Neopentyl glycol (NPG) has been extensively used as solid-solid phase change materials (PCMs) for thermal energy storage applications. The objective of the present study was to evaluate the impact of biofield treatment on physical, spectral and thermal properties of NPG. The study was performed in two groups (control and treated). The control group remained as untreated, and treatment group was subjected to Mr. Trivedi’s biofield treatment. The control and treated NPG were characterized by X-ray diffraction (XRD), differential scanning calorimetry (DSC), thermogravimetric analysis (TGA), and Fourier transform infrared (FT-IR) spectroscopy. XRD study revealed the decrease in crystallite size of treated NPG by 21.97% as compared to control sample. DSC studies showed slight change in melting temperature of treated NPG as compared to control sample. TGA analysis showed 55.66% weight loss in control NPG however, the treated sample showed reduction in weight loss (44.81%). Additionally, the maximum thermal decomposition temperature (Tmax) of treated NPG (160.40°C) was minimally increased with respect to control sample (159.72°C). This can be inferred as good thermal stability of biofield treated NPG with respect to control. FT-IR spectroscopy showed no structural changes in treated NPG with respect to control sample. The overall results showed that biofield treatment has affected the physical and thermal properties of treated NPG. Moreover, good thermal stability of treated NPG showed that it could be used as phase change materials for thermal energy storage applications.

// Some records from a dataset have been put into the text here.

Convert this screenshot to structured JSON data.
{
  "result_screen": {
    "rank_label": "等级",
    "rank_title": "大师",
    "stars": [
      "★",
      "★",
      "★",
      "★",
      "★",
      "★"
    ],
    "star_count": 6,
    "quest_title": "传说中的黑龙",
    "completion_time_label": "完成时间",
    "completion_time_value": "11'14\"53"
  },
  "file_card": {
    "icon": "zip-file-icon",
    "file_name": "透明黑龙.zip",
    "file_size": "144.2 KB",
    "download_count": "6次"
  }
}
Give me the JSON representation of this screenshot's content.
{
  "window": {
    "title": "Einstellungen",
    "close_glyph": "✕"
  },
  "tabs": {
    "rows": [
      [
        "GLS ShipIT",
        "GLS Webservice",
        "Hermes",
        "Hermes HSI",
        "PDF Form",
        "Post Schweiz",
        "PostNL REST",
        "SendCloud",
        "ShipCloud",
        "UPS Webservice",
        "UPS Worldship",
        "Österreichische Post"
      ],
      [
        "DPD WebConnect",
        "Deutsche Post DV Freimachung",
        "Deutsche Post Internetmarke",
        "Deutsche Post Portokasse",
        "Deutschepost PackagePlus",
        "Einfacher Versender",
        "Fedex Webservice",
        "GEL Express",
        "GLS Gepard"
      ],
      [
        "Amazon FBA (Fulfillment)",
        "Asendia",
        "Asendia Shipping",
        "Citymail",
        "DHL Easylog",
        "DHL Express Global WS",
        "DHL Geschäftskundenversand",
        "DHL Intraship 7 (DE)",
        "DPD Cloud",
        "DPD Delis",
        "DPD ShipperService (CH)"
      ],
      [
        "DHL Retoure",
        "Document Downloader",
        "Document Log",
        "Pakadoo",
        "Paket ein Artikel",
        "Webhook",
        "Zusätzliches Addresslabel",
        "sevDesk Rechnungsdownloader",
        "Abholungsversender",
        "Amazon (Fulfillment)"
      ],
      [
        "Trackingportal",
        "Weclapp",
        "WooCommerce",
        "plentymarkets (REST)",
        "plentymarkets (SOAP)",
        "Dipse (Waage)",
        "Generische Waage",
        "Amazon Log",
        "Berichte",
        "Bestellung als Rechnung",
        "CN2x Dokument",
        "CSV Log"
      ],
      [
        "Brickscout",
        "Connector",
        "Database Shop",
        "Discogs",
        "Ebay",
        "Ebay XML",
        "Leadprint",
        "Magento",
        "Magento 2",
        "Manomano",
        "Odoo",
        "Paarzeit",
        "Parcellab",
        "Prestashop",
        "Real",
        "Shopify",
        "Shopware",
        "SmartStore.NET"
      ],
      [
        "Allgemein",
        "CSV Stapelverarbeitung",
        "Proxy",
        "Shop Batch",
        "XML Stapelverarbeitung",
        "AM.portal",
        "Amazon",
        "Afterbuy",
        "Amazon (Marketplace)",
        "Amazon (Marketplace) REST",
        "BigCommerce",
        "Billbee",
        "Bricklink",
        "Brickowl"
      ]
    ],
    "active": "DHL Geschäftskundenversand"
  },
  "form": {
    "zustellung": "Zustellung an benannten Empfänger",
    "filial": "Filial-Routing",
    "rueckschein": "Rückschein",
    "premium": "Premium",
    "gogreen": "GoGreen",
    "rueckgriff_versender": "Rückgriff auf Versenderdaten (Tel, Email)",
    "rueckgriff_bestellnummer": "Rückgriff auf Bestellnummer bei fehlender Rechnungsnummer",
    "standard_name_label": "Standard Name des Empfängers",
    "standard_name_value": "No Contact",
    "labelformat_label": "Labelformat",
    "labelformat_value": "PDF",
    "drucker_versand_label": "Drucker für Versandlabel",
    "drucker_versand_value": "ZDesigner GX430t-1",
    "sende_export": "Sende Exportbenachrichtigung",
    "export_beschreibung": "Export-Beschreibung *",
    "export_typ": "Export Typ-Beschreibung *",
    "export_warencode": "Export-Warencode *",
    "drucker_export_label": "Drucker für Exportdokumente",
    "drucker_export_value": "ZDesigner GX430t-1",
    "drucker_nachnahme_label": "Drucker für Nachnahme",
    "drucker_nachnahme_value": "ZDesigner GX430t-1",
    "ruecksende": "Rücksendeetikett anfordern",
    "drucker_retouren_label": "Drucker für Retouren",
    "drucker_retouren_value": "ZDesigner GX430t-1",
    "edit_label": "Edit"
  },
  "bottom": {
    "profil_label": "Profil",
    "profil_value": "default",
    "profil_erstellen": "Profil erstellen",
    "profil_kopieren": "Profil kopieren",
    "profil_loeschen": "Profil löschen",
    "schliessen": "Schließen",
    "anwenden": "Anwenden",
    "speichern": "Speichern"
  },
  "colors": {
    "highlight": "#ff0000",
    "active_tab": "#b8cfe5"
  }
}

Conclusion

In the present work biofield treatment has significantly affected the physical and thermal properties of the NG. XRD study revealed the increase in intensity of XRD peaks with respect to control. However, significant decrease in crystallite size of treated NPG with respect to control was observed. DSC analysis showed minimal change in melting temperature of treated NPG with respect to control sample. Moreover, decrease in weight loss of treated NPG was noticed as compared to control. Additionally, the Tmax was minimally increased in treated NPG as compared to control that corroborated the thermal stability of the sample. FT-IR spectroscopic results of treated NPG showed no structural changes with respect to control. The stable melting temperature and appreciable thermal stability showed that the treated NPG could be a potential candidate for fabrication of PCMs for thermal energy storage applications.